Task prompt: Write out the data in full, exactly as shown.

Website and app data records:
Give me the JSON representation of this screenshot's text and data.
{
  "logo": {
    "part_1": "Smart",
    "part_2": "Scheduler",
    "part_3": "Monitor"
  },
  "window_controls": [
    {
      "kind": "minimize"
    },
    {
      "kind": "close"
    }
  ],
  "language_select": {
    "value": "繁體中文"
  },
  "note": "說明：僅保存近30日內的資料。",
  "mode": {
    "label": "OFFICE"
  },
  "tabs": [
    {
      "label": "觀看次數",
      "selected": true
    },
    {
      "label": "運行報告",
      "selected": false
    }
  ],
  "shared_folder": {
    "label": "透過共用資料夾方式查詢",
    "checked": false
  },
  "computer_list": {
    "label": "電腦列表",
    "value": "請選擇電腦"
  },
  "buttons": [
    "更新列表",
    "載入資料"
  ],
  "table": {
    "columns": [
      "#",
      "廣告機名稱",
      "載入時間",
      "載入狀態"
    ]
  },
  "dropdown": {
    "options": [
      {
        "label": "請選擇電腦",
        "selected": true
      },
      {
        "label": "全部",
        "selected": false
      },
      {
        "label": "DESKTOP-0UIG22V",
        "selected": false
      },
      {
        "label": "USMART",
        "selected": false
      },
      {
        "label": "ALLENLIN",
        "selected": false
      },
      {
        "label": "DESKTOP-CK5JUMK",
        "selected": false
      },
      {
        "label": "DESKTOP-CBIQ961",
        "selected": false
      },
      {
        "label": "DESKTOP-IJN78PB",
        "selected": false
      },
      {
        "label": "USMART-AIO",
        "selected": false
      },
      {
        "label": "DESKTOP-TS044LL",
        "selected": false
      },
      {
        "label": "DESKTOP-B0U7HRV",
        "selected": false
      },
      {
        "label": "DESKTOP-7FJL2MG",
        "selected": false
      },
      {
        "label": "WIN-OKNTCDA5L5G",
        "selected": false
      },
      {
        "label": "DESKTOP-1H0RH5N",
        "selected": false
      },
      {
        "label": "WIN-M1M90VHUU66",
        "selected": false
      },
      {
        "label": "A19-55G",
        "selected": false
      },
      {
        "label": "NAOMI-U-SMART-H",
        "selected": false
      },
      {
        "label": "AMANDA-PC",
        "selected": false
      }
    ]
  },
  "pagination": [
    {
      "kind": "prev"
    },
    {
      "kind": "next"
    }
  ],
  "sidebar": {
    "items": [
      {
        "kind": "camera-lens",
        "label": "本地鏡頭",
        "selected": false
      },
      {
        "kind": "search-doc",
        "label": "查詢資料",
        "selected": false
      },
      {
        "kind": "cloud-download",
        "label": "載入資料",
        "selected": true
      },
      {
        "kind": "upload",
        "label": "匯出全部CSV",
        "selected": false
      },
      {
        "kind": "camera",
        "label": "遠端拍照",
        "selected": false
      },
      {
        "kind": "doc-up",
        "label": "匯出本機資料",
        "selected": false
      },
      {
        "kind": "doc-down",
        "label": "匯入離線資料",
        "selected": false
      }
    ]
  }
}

Written answer:
Give me the JSON representation of this screenshot's text and data.
{
  "logo": {
    "part_1": "Smart",
    "part_2": "Scheduler",
    "part_3": "Monitor"
  },
  "window_controls": [
    {
      "kind": "minimize"
    },
    {
      "kind": "close"
    }
  ],
  "language_select": {
    "value": "繁體中文"
  },
  "note": "說明：僅保存近30日內的資料。",
  "mode": {
    "label": "OFFICE"
  },
  "tabs": [
    {
      "label": "觀看次數",
      "selected": true
    },
    {
      "label": "運行報告",
      "selected": false
    }
  ],
  "shared_folder": {
    "label": "透過共用資料夾方式查詢",
    "checked": false
  },
  "computer_list": {
    "label": "電腦列表",
    "value": "請選擇電腦"
  },
  "buttons": [
    "更新列表",
    "載入資料"
  ],
  "table": {
    "columns": [
      "#",
      "廣告機名稱",
      "載入時間",
      "載入狀態"
    ]
  },
  "dropdown": {
    "options": [
      {
        "label": "請選擇電腦",
        "selected": true
      },
      {
        "label": "全部",
        "selected": false
      },
      {
        "label": "DESKTOP-0UIG22V",
        "selected": false
      },
      {
        "label": "USMART",
        "selected": false
      },
      {
        "label": "ALLENLIN",
        "selected": false
      },
      {
        "label": "DESKTOP-CK5JUMK",
        "selected": false
      },
      {
        "label": "DESKTOP-CBIQ961",
        "selected": false
      },
      {
        "label": "DESKTOP-IJN78PB",
        "selected": false
      },
      {
        "label": "USMART-AIO",
        "selected": false
      },
      {
        "label": "DESKTOP-TS044LL",
        "selected": false
      },
      {
        "label": "DESKTOP-B0U7HRV",
        "selected": false
      },
      {
        "label": "DESKTOP-7FJL2MG",
        "selected": false
      },
      {
        "label": "WIN-OKNTCDA5L5G",
        "selected": false
      },
      {
        "label": "DESKTOP-1H0RH5N",
        "selected": false
      },
      {
        "label": "WIN-M1M90VHUU66",
        "selected": false
      },
      {
        "label": "A19-55G",
        "selected": false
      },
      {
        "label": "NAOMI-U-SMART-H",
        "selected": false
      },
      {
        "label": "AMANDA-PC",
        "selected": false
      }
    ]
  },
  "pagination": [
    {
      "kind": "prev"
    },
    {
      "kind": "next"
    }
  ],
  "sidebar": {
    "items": [
      {
        "kind": "camera-lens",
        "label": "本地鏡頭",
        "selected": false
      },
      {
        "kind": "search-doc",
        "label": "查詢資料",
        "selected": false
      },
      {
        "kind": "cloud-download",
        "label": "載入資料",
        "selected": true
      },
      {
        "kind": "upload",
        "label": "匯出全部CSV",
        "selected": false
      },
      {
        "kind": "camera",
        "label": "遠端拍照",
        "selected": false
      },
      {
        "kind": "doc-up",
        "label": "匯出本機資料",
        "selected": false
      },
      {
        "kind": "doc-down",
        "label": "匯入離線資料",
        "selected": false
      }
    ]
  }
}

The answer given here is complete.